- Interns will be expected to complete required tuberculosis screening prior to any patient contact (to be completed onsite). Additionally, interns will be expected to obtain an influenza vaccination (at their expense) at the time that OHSU Infectious Disease deems as "infection season" or to formally opt out; if a trainee opts out, then protective gear (e.g., mask) must be worn during patient contact throughout the entire time period designated by OHSU's Infectious Disease.
- OHSU reserves the right to require (at the trainee's or his/her home institution's expense) a 10-panel urine substance abuse screen from a reputable vender. Note, while use of marijuana is legal in the state of Oregon, identification of this substance in one's system will result in a failed screen for OHSU purposes. At this time, it is not standard practice to request this screen; information provides serves as notification of the possibility.
- Please check back to this webpage for updated information regarding these and related issues.
Any interested applicant with questions about these requirements is encouraged to contact the program to seek additional information or clarification.
To access the AAPI, go to the APPIC web site and click on "AAPI ONLINE" link in the right-hand menu. The AAPI is designed to be downloaded onto your computer and completed. Extensive instructions for completing the AAPI are included within the document itself.
To learn more about accreditation by the American Psychological Association, please contact the Office of Program Consultation and Accreditation and Consultation:

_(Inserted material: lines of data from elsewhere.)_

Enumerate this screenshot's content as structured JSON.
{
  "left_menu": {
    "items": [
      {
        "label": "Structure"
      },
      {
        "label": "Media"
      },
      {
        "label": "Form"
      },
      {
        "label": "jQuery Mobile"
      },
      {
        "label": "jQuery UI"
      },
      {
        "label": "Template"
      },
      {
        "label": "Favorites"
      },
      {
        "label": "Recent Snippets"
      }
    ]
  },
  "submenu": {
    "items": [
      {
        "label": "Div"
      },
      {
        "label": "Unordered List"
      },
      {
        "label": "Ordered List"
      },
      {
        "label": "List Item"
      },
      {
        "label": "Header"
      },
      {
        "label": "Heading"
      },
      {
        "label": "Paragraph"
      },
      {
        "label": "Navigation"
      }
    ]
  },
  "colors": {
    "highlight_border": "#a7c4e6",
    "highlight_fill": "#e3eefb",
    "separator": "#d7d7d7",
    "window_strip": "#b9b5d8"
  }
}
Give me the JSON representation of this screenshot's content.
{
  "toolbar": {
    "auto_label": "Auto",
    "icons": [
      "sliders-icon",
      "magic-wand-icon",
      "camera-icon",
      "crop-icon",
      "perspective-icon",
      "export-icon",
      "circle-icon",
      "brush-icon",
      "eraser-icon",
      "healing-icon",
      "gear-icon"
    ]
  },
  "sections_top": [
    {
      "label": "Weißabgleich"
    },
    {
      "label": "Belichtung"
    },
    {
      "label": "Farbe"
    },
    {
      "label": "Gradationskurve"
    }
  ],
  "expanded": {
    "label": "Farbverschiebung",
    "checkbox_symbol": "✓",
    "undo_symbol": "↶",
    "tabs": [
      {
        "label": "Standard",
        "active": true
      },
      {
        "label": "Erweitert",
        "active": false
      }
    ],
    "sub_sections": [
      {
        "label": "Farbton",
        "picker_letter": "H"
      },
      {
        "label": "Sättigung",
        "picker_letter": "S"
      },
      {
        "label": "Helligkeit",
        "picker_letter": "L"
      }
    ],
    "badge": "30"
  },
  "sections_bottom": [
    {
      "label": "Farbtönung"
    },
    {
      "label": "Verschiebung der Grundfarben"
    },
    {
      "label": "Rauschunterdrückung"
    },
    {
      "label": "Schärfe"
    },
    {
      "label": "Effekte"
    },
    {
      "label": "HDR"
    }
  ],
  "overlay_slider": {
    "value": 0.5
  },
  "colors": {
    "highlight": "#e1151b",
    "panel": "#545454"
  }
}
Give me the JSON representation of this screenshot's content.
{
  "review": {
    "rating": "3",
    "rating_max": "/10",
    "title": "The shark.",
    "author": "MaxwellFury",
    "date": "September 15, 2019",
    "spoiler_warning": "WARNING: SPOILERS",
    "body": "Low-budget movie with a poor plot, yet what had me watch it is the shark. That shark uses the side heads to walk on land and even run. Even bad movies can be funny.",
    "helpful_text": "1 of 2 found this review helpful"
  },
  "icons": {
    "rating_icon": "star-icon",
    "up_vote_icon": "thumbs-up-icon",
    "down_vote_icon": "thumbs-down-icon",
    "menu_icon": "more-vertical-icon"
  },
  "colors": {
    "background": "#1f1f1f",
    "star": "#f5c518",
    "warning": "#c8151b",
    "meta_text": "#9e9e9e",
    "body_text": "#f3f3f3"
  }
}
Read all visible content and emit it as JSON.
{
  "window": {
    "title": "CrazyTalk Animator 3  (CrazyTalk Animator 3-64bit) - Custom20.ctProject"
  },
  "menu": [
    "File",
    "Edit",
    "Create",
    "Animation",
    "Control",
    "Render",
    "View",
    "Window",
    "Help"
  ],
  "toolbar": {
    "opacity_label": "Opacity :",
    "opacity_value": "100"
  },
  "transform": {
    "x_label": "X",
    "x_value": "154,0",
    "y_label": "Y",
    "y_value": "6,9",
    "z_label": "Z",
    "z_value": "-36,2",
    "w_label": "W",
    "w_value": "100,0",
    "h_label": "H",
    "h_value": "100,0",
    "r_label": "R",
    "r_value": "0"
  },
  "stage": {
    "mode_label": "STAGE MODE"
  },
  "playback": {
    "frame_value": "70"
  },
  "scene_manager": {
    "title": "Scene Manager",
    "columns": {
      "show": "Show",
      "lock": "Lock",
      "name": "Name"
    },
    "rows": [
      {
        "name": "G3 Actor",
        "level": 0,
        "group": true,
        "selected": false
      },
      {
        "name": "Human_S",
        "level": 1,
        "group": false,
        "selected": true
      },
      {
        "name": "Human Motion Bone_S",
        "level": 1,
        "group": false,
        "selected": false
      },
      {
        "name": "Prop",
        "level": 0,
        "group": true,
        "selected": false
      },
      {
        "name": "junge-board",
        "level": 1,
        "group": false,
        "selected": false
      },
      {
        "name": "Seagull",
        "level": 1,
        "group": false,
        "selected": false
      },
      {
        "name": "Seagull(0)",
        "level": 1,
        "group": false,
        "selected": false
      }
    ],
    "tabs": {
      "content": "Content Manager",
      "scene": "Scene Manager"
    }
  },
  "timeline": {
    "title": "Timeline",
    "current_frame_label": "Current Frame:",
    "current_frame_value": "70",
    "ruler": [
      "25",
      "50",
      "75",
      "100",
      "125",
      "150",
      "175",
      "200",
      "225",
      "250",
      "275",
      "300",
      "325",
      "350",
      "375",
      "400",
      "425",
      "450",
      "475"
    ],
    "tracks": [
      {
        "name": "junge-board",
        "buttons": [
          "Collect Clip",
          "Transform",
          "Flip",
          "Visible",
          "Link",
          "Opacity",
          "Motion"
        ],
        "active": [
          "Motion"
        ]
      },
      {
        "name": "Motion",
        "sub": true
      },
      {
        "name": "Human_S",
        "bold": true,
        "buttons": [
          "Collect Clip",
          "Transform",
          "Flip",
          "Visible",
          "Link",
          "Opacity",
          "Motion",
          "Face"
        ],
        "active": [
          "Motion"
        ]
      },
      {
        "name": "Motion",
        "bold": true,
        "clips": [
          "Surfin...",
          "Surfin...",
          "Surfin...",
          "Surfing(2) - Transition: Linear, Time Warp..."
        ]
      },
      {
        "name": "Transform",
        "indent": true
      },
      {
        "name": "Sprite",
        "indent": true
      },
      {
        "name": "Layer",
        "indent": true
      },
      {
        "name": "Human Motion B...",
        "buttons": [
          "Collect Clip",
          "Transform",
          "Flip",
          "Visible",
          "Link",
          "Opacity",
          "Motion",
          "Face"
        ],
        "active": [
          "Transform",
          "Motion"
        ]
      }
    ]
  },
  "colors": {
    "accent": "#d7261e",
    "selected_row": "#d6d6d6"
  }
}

American Psychological Association
750 First Street N.E.
Washington, D.C. 20002